Sunday Reflection: Week of 8 April 2018

Second Sunday of Easter | Year B

John 20:19-31

In the evening of that same day, the first day of the week, the doors were closed in the room where the disciples were, for fear of the Jews. Jesus came and stood among them.  He said to them, ‘Peace be with you’, and showed them his hands and his side. The disciples were filled with joy when they saw the Lord, and he said to them again, ‘Peace be with you.

‘As the Father sent me,

so I am sending you.’

After saying this he breathed on them and said:

‘Receive the Holy Spirit.

For those whose sins you forgive,

they are forgiven;

for those whose sins you retain,

they are retained.’

Thomas, called the Twin, who was one of the Twelve, was not with them when Jesus came. When the disciples said , ‘We have seen the Lord,’ he answered, ‘Unless I see the holes that the nails made in his hands and can put my finger into the holes they made, and unless I can put my hand into his side, I refuse to believe.’ Eight days later the disciples were in the house again and Thomas was with them. The doors were closed, but Jesus came in and stood among them. ‘Peace be with you,’ he said. Then he spoke to Thomas, ‘Put your finger here; look, here are my hands. Give me your hand; put it into my side. Doubt no longer but believe.’ Thomas replied, ‘My Lord and my God!’ Jesus said to him:

‘You believe because you can see me.

Happy are those who have not seen and yet believe.’

There were many other signs that Jesus worked and the disciples saw, but they are not recorded in this book. These are recorded so that you may believe that Jesus is the Christ, the Son of God, and that believing you may have life through his name.


When the excited disciples told Thomas “We have seen the Lord!” his initial response was to reject the possibility that they had seen Jesus. But the fact that all the other disciples were involved, and all saying the same thing, must have left him bewildered. If what they were saying was true, why had Jesus chosen not to include him?

The following eight days would have been tough for Thomas. He had not shared in the encounter with Jesus and he must have felt envious of the others when he saw how it had affected them.

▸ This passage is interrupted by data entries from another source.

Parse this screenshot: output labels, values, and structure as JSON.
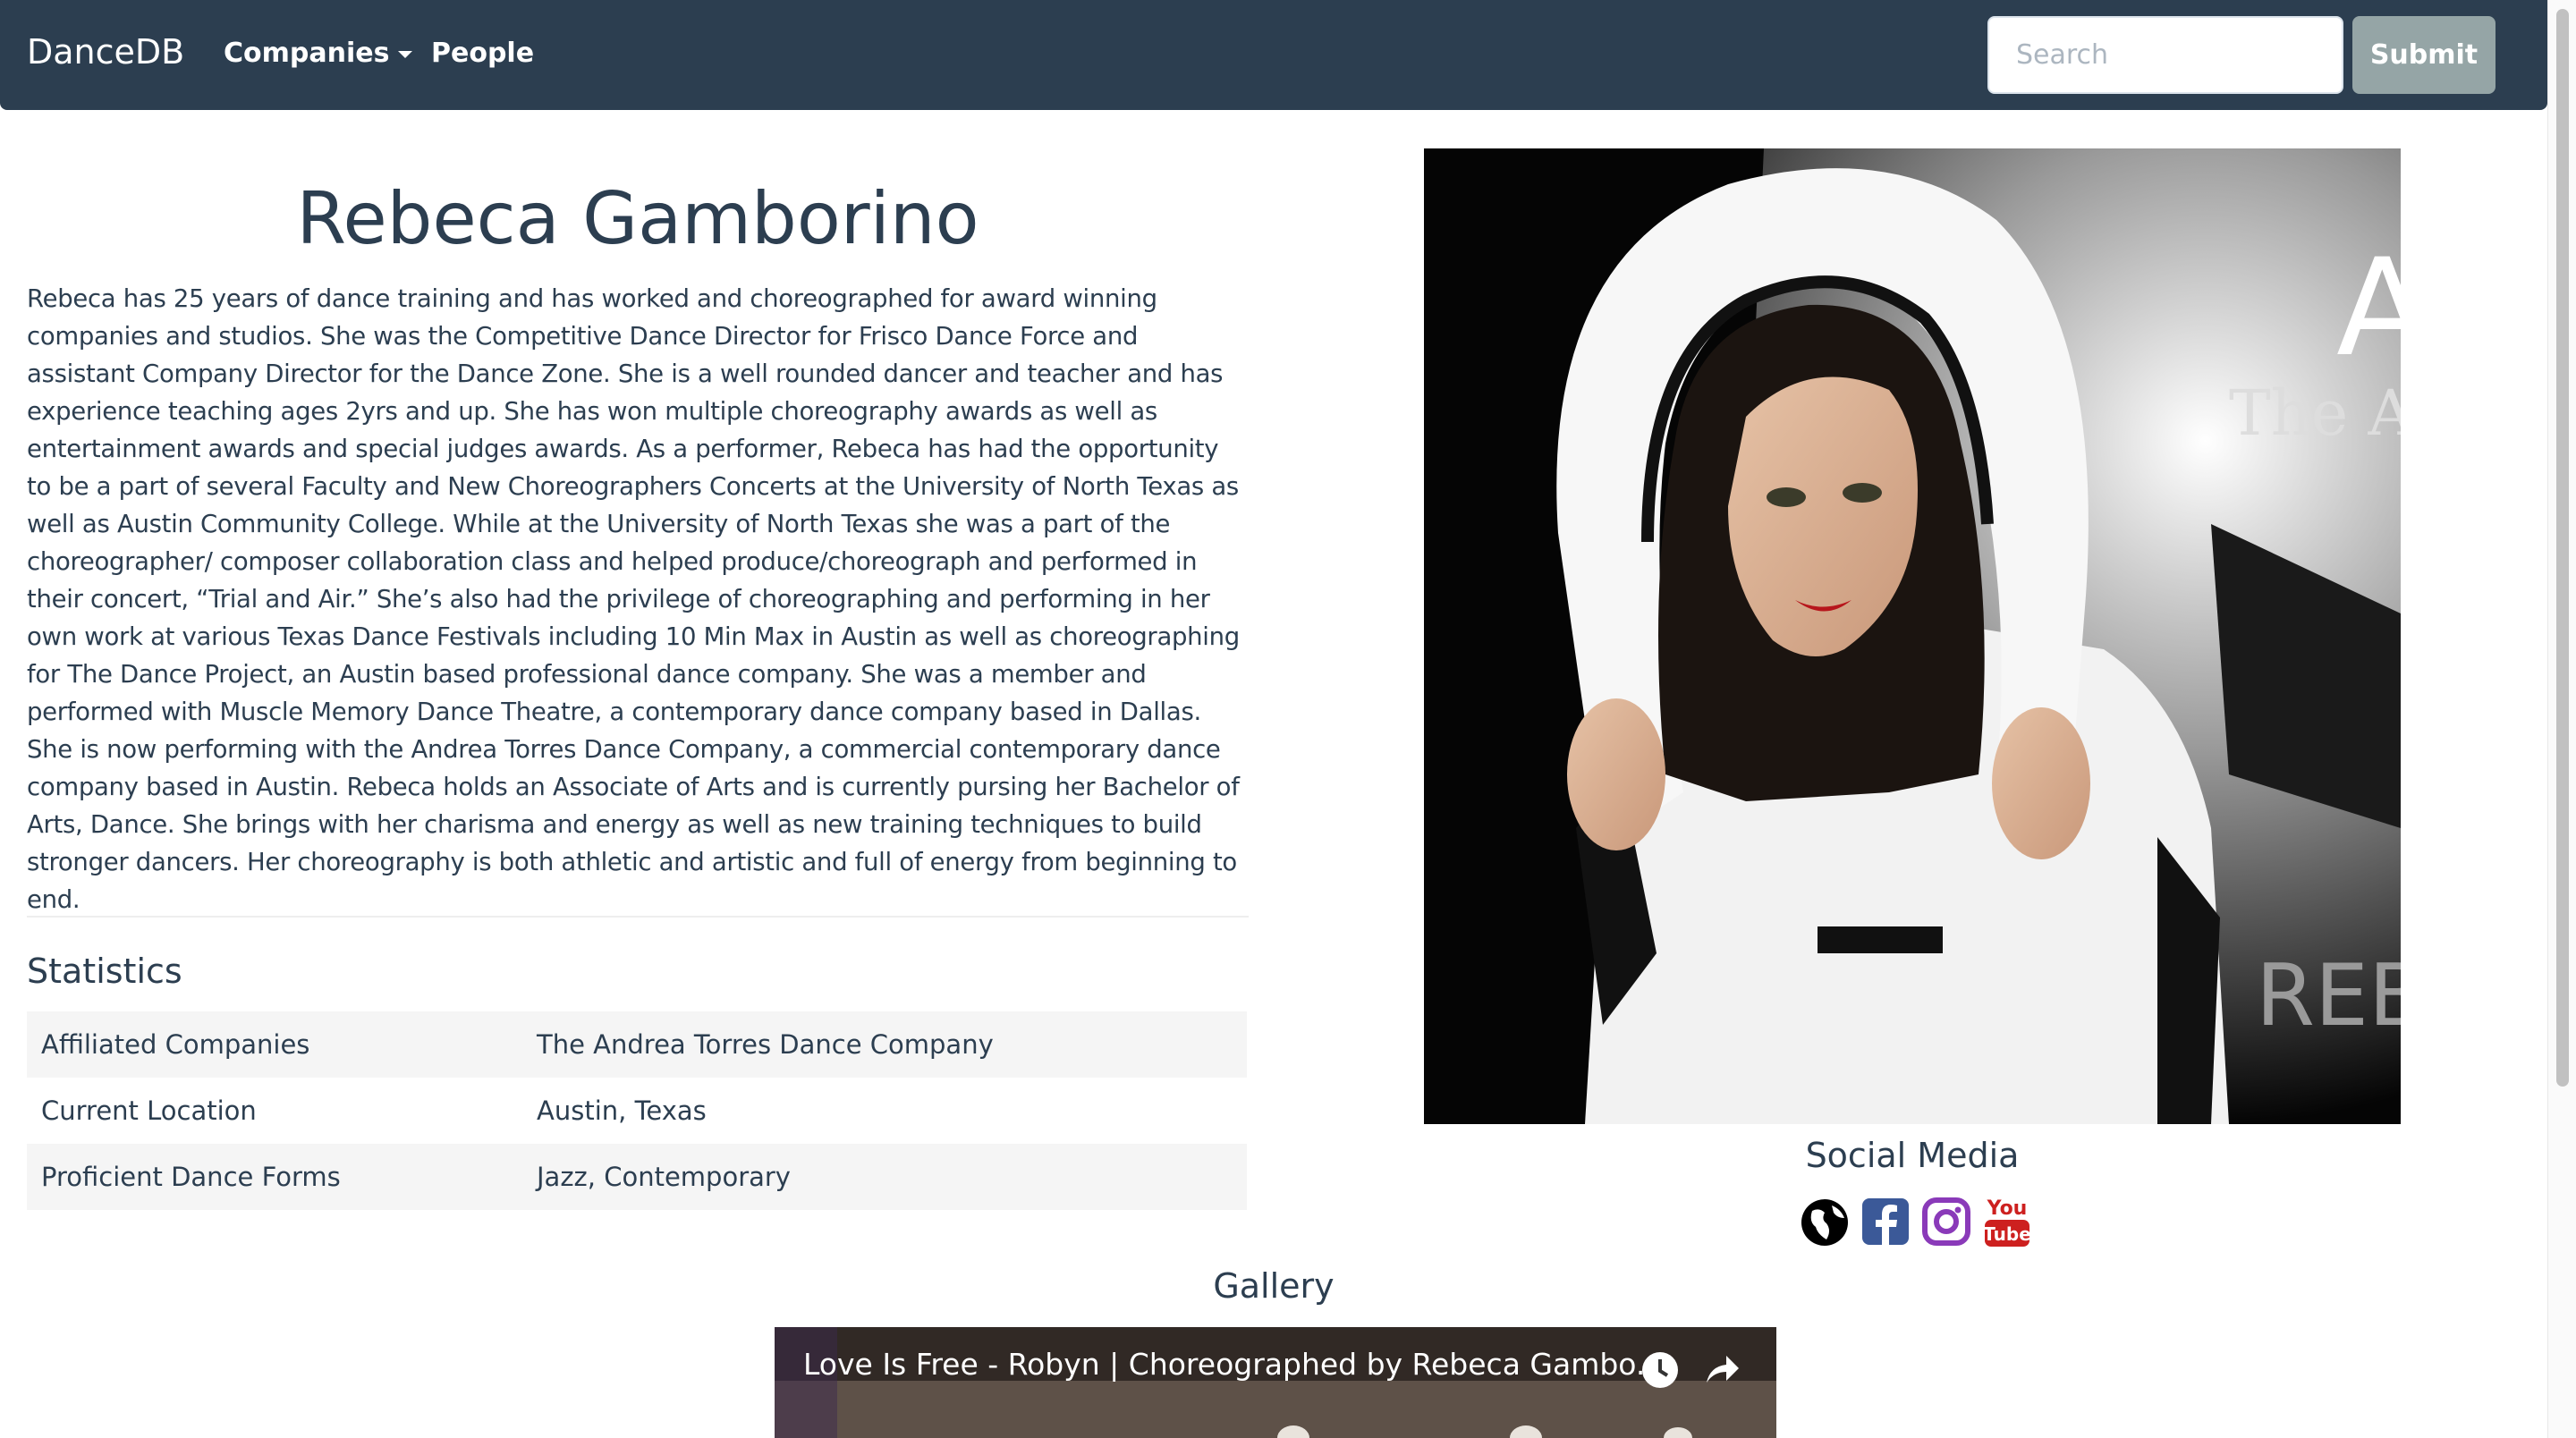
{
  "navbar": {
    "brand": "DanceDB",
    "companies_label": "Companies",
    "people_label": "People",
    "search_placeholder": "Search",
    "submit_label": "Submit"
  },
  "profile": {
    "name": "Rebeca Gamborino",
    "bio": "Rebeca has 25 years of dance training and has worked and choreographed for award winning companies and studios. She was the Competitive Dance Director for Frisco Dance Force and assistant Company Director for the Dance Zone. She is a well rounded dancer and teacher and has experience teaching ages 2yrs and up. She has won multiple choreography awards as well as entertainment awards and special judges awards.  As a performer, Rebeca has had the opportunity to be a part of several Faculty and New Choreographers Concerts at the University of North Texas as well as Austin Community College. While at the University of North Texas she was a part of the choreographer/ composer collaboration class and helped produce/choreograph and performed in their concert, “Trial and Air.” She’s also had the privilege of choreographing and performing in her own work at various Texas Dance Festivals including 10 Min Max in Austin as well as choreographing for The Dance Project, an Austin based professional dance company. She was a member and performed with Muscle Memory Dance Theatre, a contemporary dance company based in Dallas. She is now performing with the Andrea Torres Dance Company, a commercial contemporary dance company based in Austin. Rebeca holds an Associate of Arts and is currently pursing her Bachelor of Arts, Dance. She brings with her charisma and energy as well as new training techniques to build stronger dancers. Her choreography is both athletic and artistic and full of energy from beginning to end."
  },
  "statistics": {
    "heading": "Statistics",
    "rows": [
      {
        "label": "Affiliated Companies",
        "value": "The Andrea Torres Dance Company"
      },
      {
        "label": "Current Location",
        "value": "Austin, Texas"
      },
      {
        "label": "Proficient Dance Forms",
        "value": "Jazz, Contemporary"
      }
    ]
  },
  "photo": {
    "watermark_top": "A",
    "watermark_sub": "The Ar",
    "watermark_bottom": "REBEC"
  },
  "social": {
    "heading": "Social Media",
    "icons": [
      "globe-icon",
      "facebook-icon",
      "instagram-icon",
      "youtube-icon"
    ],
    "youtube_you": "You",
    "youtube_tube": "Tube",
    "colors": {
      "facebook": "#3b5998",
      "instagram": "#8a3ab9",
      "youtube": "#cd201f"
    }
  },
  "gallery": {
    "heading": "Gallery",
    "video_title": "Love Is Free - Robyn | Choreographed by Rebeca Gambo..."
  },
  "colors": {
    "navbar": "#2c3e50",
    "text": "#2c3e50",
    "submit": "#95a5a6",
    "table_stripe": "#f5f5f5"
  }
}
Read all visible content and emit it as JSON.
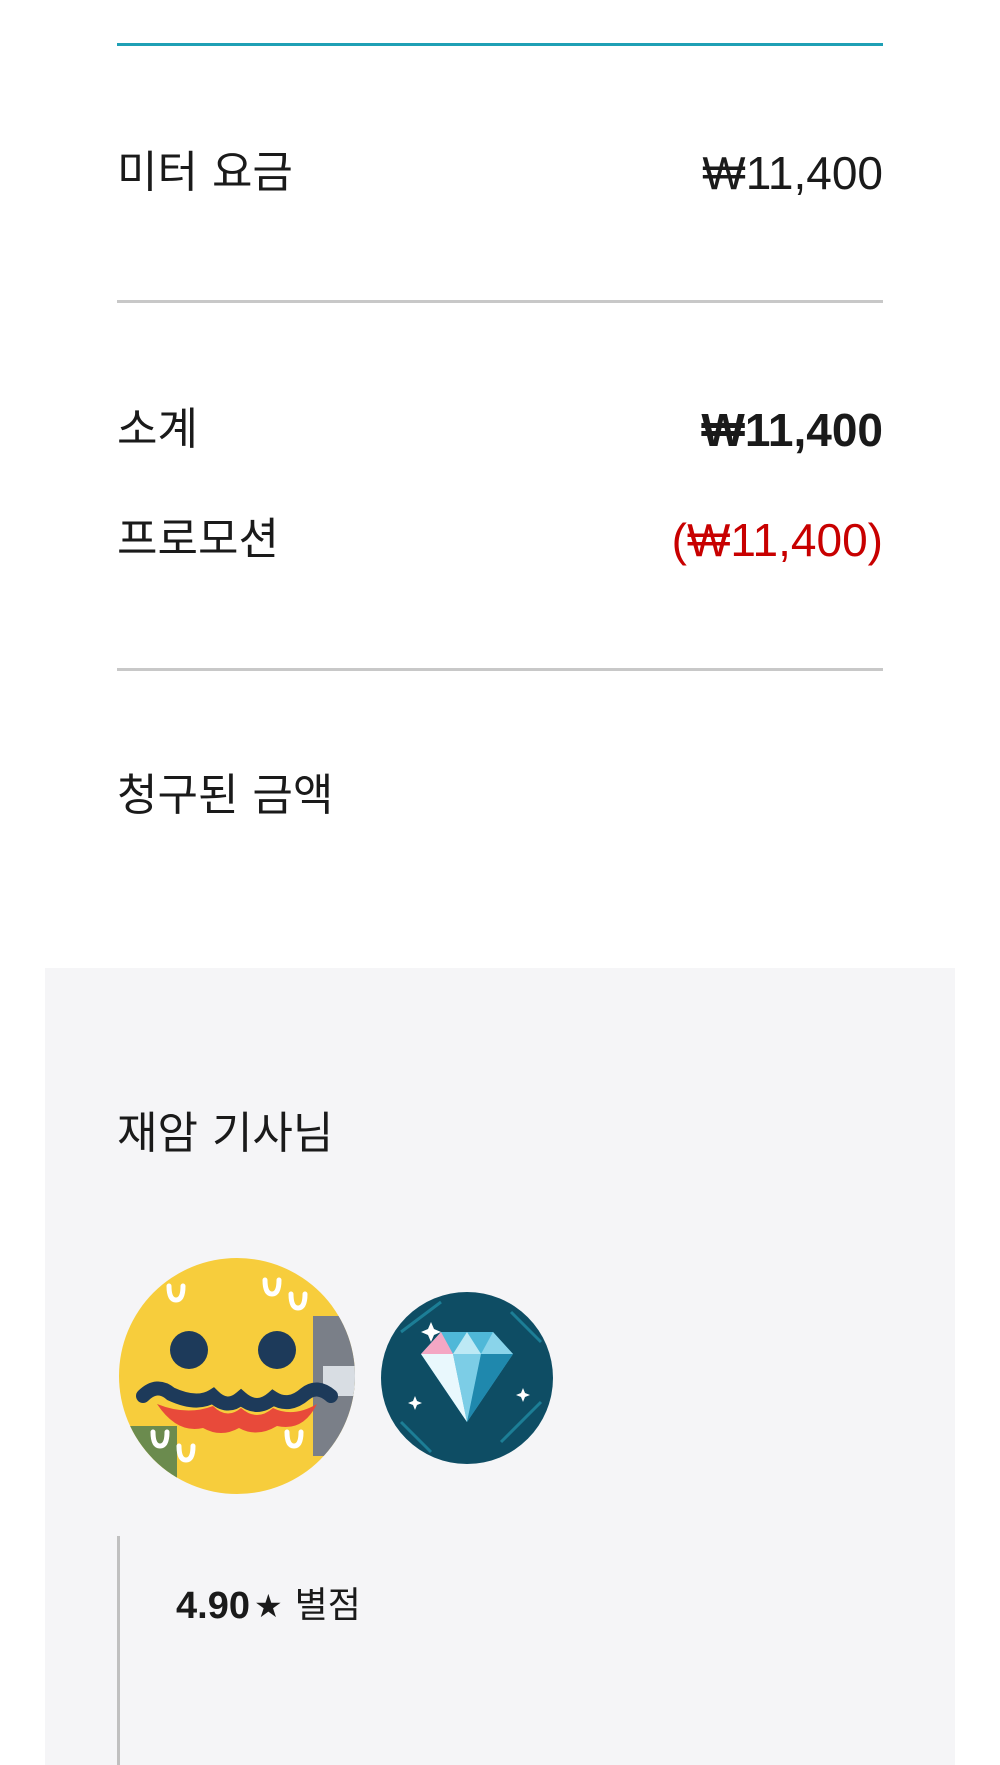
{
  "fare": {
    "meter_label": "미터 요금",
    "meter_amount": "₩11,400",
    "subtotal_label": "소계",
    "subtotal_amount": "₩11,400",
    "promotion_label": "프로모션",
    "promotion_amount": "(₩11,400)",
    "charged_label": "청구된 금액"
  },
  "driver": {
    "name": "재암 기사님",
    "rating_value": "4.90",
    "rating_star": "★",
    "rating_label": "별점",
    "avatar_icon": "smiley-face-avatar-icon",
    "badge_icon": "diamond-badge-icon"
  },
  "colors": {
    "accent": "#1fa0b5",
    "promotion": "#c80000",
    "panel_bg": "#f5f5f7",
    "badge_bg": "#0e4d64"
  }
}
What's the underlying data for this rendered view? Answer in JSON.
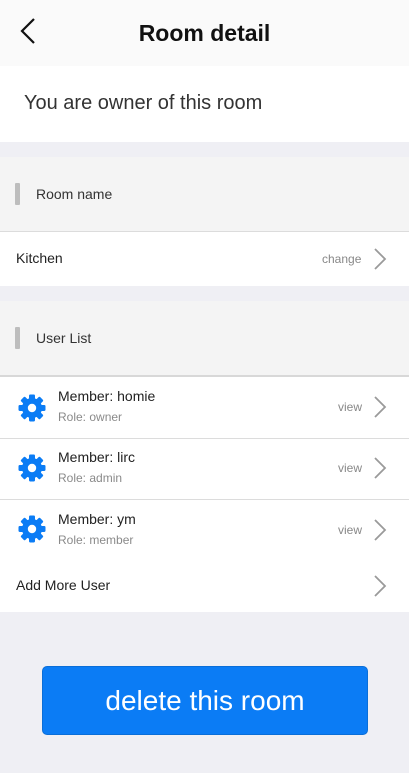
{
  "header": {
    "title": "Room detail"
  },
  "owner_banner": {
    "text": "You are owner of this room"
  },
  "room_name_section": {
    "title": "Room name",
    "room_name": "Kitchen",
    "action": "change"
  },
  "user_list_section": {
    "title": "User List",
    "members": [
      {
        "name": "Member: homie",
        "role": "Role: owner",
        "action": "view"
      },
      {
        "name": "Member: lirc",
        "role": "Role: admin",
        "action": "view"
      },
      {
        "name": "Member: ym",
        "role": "Role: member",
        "action": "view"
      }
    ],
    "add_more": "Add More User"
  },
  "delete_button": {
    "label": "delete this room"
  },
  "colors": {
    "accent": "#0b7cf5",
    "background": "#efeff4",
    "icon": "#0b7cf5"
  }
}
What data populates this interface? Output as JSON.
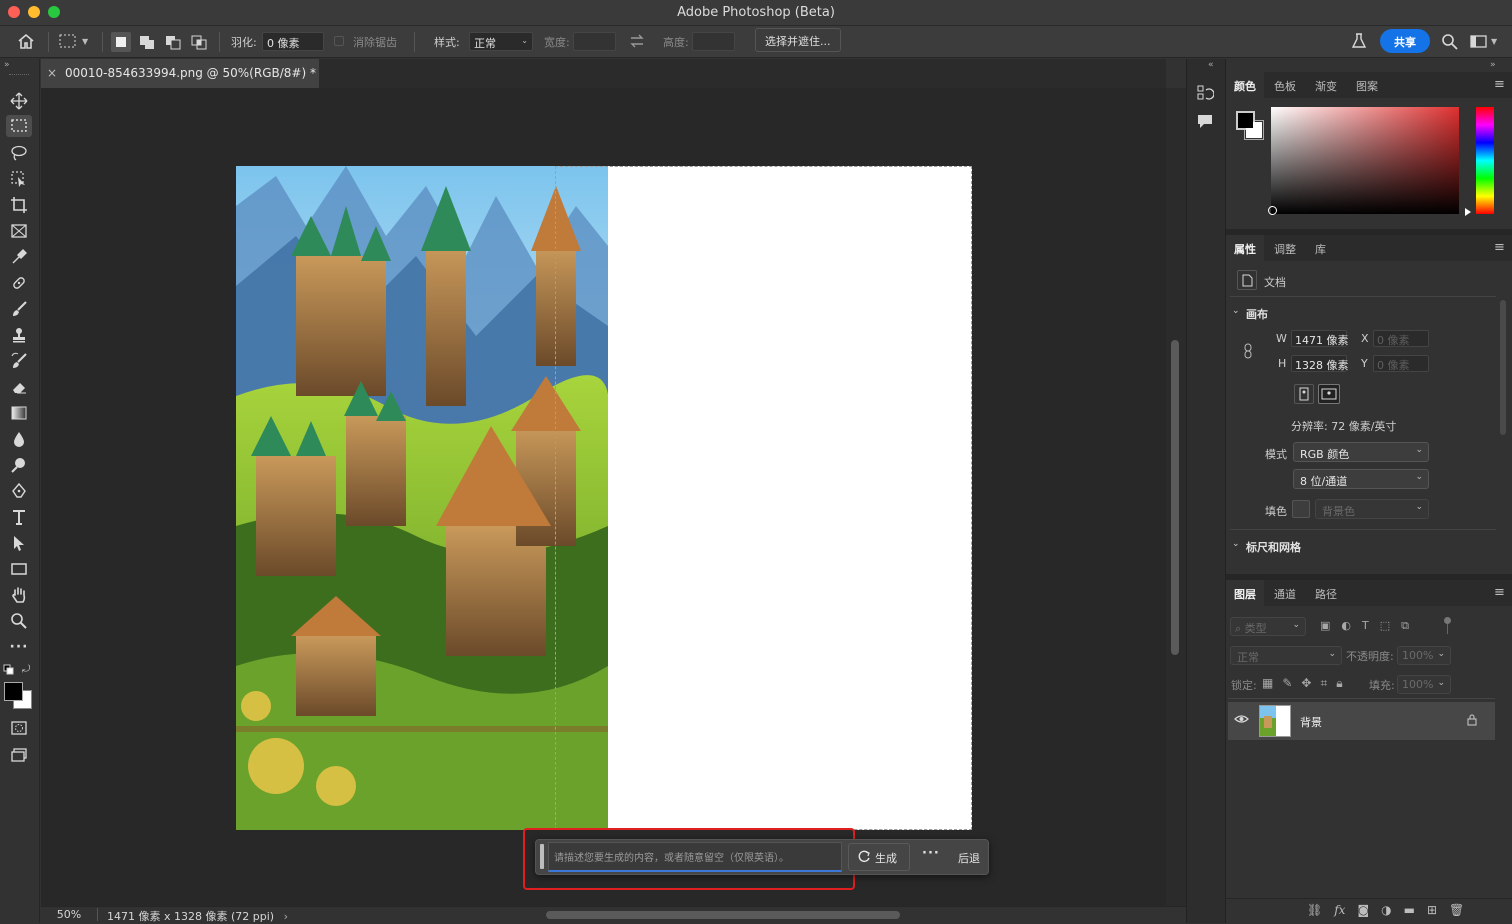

Amid all his interior confusion he could have chosen to walk away, overwhelmed with a sense that somehow he did not matter to Jesus. He may even have had a strong sense of rejection.

Thomas stayed with the disciples despite his doubts and difficulties. He was there when Jesus came looking for him, and his encounter with Jesus was very personal. Perhaps Thomas vaguely remembered Jesus talking about ninety-nine sheep and the shepherd looking for the one which wasn’t with the others. Thomas experienced the mercy of Jesus in the encounter, and it would have also had an effect on the other disciples.

If we miss out on something it is easy to let feelings of rejection or inferiority become overwhelming. Often there is a misunderstanding or combination of circumstances beyond anyone’s control behind what happened, rather than a deliberate act of rejection. Finding out why things happened as they did should be a first step, as a relationship may depend upon it.

Sometimes we may find ourselves in the eight days of Thomas, as we struggle with a sense that somehow we do not matter to Jesus (or to perhaps to others).  Jesus will return as he did for Thomas.

Mary understood the nature of God when she proclaimed in the Magnificat “His mercy is from age to age…”.